"The elements of a cause of action for defamation are a false statement, published without privilege or authorization to a third party, constituting fault as judged by, at a minimum, a negligence standard, and it must either cause special harm or constitute defamation per se" (D'Amico v Correctional Med. Care, Inc., 120 AD3d 956, 962 [internal quotation marks omitted]), and we conclude that the complaint sufficiently alleges those elements and, thus, states a viable cause of action. We further conclude, contrary to defendant's contention, that the "particular words complained of" were sufficiently set forth in the complaint as required by CPLR 3016 (a) and, in any event, plaintiff attached to the complaint the full Niagara Falls Reporter article containing the alleged defamatory statements (see D'Amico, 120 AD3d at 963; cf. Massa Constr., Inc. v George M. Bunk, P.E., P.C., 68 AD3d 1725, 1725). Defendant contends that, because he did not participate in the drafting of the Niagara Falls Reporter article, he cannot be held liable for defamation and, thus, the court properly granted his cross motion. That contention is without merit. It is well established that "[a]nyone giving a statement to a representative of a newspaper authorizing or intending its publication is responsible for any damage caused by the publication" (Campo v Paar, 18 AD2d 364, 368).

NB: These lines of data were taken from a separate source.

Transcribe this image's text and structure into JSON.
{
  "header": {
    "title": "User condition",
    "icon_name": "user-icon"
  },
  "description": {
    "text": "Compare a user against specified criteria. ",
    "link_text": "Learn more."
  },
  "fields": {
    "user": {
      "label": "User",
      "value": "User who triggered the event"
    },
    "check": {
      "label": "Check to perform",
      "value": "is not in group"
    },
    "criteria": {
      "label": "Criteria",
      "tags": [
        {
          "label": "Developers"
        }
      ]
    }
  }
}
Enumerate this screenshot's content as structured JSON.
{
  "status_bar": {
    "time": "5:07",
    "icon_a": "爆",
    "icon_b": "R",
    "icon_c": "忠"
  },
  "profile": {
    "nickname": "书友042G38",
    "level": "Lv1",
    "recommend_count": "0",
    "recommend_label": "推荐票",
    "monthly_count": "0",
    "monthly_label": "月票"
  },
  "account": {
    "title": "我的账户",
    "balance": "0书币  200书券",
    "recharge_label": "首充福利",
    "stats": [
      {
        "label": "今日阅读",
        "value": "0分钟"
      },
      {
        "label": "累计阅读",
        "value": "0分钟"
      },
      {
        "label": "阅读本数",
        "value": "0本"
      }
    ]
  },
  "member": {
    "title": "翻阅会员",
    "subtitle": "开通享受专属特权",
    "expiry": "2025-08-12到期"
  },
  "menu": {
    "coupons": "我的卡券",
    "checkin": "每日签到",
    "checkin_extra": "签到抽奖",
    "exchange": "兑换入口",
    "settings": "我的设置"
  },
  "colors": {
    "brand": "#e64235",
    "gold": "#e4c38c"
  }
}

Defendant further contends that because the first alleged defamatory statement is not reasonably susceptible of a defamatory connotation, the court properly granted the cross motion [*2]with respect to that statement. We reject that contention. "In determining the sufficiency of a defamation pleading, we [must] consider whether the contested statements are reasonably susceptible of a defamatory connotation' " (Davis v Boeheim, 24 NY3d 262, 268), as well as "give the disputed language a fair reading in the context of the publication as a whole" (Armstrong v Simon & Schuster, 85 NY2d 373, 380). Defendant points out that the complaint does not allege that he used the term "rigging," but we conclude that such is inconsequential inasmuch as there is a basis "from which the ordinary reader could draw an inference" from the publication as a whole that defendant was accusing plaintiff of manipulating the compaction test to achieve a certain result (James v Gannett Co., 40 NY2d 415, 420).

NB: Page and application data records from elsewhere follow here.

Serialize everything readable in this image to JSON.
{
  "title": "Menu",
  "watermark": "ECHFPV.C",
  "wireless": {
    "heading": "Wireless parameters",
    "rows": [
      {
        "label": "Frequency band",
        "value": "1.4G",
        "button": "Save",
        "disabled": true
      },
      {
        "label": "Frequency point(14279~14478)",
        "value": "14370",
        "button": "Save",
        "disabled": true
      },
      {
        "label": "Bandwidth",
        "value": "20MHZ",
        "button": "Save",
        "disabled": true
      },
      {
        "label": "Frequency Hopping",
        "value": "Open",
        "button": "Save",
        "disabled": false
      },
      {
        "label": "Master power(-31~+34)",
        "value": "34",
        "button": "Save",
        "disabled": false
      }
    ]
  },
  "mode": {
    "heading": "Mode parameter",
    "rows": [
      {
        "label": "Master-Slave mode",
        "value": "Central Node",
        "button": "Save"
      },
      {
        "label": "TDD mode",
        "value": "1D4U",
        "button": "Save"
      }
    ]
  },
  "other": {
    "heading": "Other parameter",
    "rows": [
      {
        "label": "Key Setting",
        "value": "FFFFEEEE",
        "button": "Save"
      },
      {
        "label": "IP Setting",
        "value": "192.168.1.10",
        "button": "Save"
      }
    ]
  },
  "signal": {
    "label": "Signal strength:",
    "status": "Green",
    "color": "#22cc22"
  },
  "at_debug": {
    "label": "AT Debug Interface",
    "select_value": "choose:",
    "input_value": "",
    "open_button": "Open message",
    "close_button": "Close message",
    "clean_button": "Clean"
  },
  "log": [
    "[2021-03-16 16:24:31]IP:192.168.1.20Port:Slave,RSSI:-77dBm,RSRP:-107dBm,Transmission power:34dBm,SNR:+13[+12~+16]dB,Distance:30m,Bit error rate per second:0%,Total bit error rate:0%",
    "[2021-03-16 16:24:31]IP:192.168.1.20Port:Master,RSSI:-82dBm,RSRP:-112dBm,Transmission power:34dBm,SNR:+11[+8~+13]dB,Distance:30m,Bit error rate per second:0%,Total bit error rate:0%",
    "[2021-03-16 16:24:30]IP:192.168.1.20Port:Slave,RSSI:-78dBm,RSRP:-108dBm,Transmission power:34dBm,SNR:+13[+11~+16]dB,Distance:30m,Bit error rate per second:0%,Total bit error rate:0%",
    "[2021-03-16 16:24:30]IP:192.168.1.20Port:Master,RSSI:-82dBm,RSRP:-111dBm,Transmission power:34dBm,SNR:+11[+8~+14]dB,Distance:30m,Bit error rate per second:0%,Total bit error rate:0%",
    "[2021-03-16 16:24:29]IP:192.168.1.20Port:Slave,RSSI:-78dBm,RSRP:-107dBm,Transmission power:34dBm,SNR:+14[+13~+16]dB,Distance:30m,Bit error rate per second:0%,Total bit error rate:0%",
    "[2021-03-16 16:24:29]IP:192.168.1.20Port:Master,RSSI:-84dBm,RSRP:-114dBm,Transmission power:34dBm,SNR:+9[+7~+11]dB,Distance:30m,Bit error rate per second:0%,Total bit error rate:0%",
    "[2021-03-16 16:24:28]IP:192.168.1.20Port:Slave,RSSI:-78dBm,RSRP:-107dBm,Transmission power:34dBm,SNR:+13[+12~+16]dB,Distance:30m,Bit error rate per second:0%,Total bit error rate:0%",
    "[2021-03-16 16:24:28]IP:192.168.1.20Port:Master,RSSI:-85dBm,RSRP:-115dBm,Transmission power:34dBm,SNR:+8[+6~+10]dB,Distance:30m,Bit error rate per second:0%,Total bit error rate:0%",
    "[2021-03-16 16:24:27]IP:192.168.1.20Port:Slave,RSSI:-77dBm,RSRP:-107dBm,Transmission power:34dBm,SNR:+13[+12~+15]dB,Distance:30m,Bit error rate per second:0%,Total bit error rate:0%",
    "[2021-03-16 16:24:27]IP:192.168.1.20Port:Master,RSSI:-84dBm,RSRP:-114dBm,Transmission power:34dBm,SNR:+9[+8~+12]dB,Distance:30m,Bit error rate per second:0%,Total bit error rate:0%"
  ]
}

We reject defendant's further contention that the second alleged defamatory statement was not directed at plaintiff, but only at third- party defendant Anthony Milone, plaintiff's chief engineer and, thus, that the court properly granted the cross motion with respect to that statement. Viewing the article as a whole, and granting "every possible favorable inference" to plaintiff (El Jamal v Weil, 116 AD3d 732, 733; see D'Amico, 120 AD3d at 958), we conclude that the statement referring to "collusion" cannot be isolated from the article as a whole, and must be read to include both Milone and plaintiff (see Davis, 24 NY3d at 270).

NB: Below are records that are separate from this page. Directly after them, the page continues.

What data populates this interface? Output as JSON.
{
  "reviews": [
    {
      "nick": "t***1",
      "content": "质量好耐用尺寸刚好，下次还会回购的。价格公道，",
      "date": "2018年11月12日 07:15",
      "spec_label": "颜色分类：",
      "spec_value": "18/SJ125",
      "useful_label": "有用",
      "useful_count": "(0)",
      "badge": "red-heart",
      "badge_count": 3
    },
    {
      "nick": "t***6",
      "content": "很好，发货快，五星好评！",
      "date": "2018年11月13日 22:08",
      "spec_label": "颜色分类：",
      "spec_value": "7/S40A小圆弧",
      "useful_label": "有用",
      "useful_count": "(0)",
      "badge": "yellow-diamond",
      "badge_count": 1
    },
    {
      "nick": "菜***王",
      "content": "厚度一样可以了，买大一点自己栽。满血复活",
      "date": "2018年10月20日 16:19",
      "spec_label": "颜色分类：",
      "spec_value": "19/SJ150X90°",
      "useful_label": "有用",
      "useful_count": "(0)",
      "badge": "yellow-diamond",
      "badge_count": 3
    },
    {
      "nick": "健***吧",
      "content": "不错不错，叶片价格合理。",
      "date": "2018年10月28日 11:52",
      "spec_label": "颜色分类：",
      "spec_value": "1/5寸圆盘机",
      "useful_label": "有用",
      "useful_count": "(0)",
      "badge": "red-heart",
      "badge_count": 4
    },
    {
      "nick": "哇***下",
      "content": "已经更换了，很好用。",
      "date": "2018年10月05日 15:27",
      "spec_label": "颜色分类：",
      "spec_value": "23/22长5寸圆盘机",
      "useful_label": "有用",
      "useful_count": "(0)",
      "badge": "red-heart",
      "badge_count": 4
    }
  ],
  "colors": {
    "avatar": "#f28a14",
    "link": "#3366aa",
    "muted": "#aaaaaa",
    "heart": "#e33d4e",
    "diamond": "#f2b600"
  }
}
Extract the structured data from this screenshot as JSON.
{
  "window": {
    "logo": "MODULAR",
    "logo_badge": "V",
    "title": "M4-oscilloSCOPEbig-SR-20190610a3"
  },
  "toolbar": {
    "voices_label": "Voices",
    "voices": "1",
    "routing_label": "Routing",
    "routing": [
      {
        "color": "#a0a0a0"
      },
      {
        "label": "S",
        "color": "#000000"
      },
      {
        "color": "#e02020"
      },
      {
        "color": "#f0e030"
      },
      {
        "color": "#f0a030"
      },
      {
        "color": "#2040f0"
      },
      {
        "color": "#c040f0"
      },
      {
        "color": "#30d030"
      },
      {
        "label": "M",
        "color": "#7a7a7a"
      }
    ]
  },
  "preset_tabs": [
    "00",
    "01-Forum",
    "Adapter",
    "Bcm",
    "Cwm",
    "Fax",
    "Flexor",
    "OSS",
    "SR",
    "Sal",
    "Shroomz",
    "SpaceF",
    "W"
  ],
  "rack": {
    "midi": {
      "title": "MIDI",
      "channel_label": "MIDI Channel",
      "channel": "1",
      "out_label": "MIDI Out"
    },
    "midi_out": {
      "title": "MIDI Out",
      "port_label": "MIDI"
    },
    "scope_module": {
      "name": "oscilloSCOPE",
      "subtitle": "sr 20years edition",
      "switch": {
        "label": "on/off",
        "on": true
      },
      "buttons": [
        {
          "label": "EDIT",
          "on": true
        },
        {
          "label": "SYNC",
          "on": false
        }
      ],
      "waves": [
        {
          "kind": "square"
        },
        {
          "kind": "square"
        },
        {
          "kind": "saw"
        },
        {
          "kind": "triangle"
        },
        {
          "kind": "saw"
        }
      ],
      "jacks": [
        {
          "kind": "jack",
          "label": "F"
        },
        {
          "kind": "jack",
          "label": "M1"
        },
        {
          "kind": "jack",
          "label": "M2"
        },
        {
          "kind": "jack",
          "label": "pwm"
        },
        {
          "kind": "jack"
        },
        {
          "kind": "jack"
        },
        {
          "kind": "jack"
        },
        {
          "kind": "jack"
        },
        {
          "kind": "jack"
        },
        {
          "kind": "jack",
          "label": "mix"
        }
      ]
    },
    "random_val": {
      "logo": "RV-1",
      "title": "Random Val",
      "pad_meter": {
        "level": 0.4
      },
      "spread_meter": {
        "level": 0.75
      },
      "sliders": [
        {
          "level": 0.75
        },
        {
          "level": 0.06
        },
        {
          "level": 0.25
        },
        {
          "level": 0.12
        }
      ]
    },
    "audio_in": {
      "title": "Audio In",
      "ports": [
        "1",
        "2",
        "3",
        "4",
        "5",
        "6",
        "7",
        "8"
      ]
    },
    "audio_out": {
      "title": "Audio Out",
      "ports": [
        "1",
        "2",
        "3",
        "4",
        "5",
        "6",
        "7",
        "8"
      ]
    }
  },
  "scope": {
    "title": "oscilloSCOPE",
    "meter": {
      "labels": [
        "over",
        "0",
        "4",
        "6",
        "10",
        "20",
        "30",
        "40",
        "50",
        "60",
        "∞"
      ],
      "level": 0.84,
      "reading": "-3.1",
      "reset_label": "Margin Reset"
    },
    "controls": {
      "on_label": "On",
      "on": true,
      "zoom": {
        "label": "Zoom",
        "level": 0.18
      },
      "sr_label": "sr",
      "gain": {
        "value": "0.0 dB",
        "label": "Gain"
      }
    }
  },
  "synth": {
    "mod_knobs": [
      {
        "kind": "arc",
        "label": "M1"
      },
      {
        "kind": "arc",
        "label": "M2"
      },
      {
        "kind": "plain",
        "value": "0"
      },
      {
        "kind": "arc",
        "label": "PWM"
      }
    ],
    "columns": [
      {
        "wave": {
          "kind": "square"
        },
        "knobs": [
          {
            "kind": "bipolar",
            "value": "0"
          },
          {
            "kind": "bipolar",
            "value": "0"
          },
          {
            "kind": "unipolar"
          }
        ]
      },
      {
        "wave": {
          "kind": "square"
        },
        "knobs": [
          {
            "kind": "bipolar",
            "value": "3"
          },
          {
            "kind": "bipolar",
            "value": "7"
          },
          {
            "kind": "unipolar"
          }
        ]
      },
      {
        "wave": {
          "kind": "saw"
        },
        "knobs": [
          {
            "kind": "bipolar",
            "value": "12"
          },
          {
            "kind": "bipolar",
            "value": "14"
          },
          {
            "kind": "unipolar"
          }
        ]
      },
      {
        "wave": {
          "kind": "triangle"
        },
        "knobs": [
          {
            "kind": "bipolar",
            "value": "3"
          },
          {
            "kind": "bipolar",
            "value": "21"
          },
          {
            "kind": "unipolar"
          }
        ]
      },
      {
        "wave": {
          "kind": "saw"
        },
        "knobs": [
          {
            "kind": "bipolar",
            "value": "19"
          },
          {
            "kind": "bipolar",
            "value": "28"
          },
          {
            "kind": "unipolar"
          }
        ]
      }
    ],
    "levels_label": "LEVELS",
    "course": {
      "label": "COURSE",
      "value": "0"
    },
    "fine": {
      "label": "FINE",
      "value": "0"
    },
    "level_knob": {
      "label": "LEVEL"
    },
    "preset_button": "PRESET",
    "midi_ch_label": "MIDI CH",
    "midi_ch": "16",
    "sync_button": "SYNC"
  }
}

Entered: June 12, 2015
Frances E. Cafarell
Clerk of the Court